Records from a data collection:
::::::

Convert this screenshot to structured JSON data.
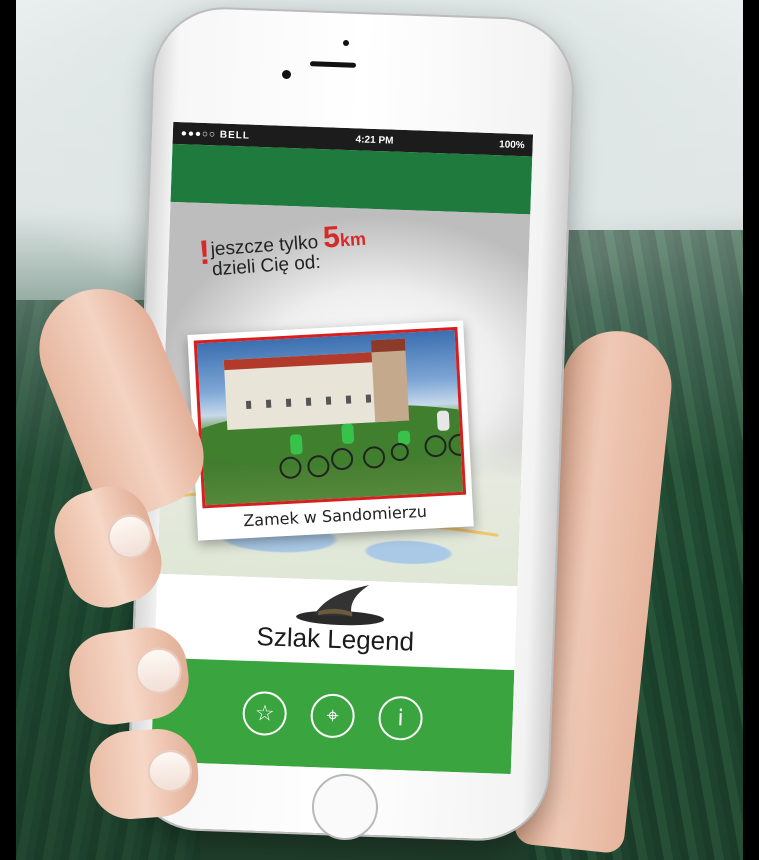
{
  "status": {
    "carrier": "●●●○○ BELL",
    "time": "4:21 PM",
    "battery": "100%"
  },
  "hero": {
    "exclamation": "!",
    "line1_text": "jeszcze tylko",
    "distance_value": "5",
    "distance_unit": "km",
    "line2_text": "dzieli Cię od:",
    "destination": "Zamek w Sandomierzu"
  },
  "brand": {
    "title": "Szlak Legend",
    "hat_icon": "witch-hat-icon"
  },
  "nav": {
    "favorites_icon": "☆",
    "map_icon": "⌖",
    "info_icon": "i"
  },
  "colors": {
    "topbar_green": "#1f7a3e",
    "nav_green": "#3aa53f",
    "accent_red": "#d62a2a"
  }
}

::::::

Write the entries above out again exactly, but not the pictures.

Convert this screenshot to structured JSON data.
{
  "status": {
    "carrier": "●●●○○ BELL",
    "time": "4:21 PM",
    "battery": "100%"
  },
  "hero": {
    "exclamation": "!",
    "line1_text": "jeszcze tylko",
    "distance_value": "5",
    "distance_unit": "km",
    "line2_text": "dzieli Cię od:",
    "destination": "Zamek w Sandomierzu"
  },
  "brand": {
    "title": "Szlak Legend",
    "hat_icon": "witch-hat-icon"
  },
  "nav": {
    "favorites_icon": "☆",
    "map_icon": "⌖",
    "info_icon": "i"
  },
  "colors": {
    "topbar_green": "#1f7a3e",
    "nav_green": "#3aa53f",
    "accent_red": "#d62a2a"
  }
}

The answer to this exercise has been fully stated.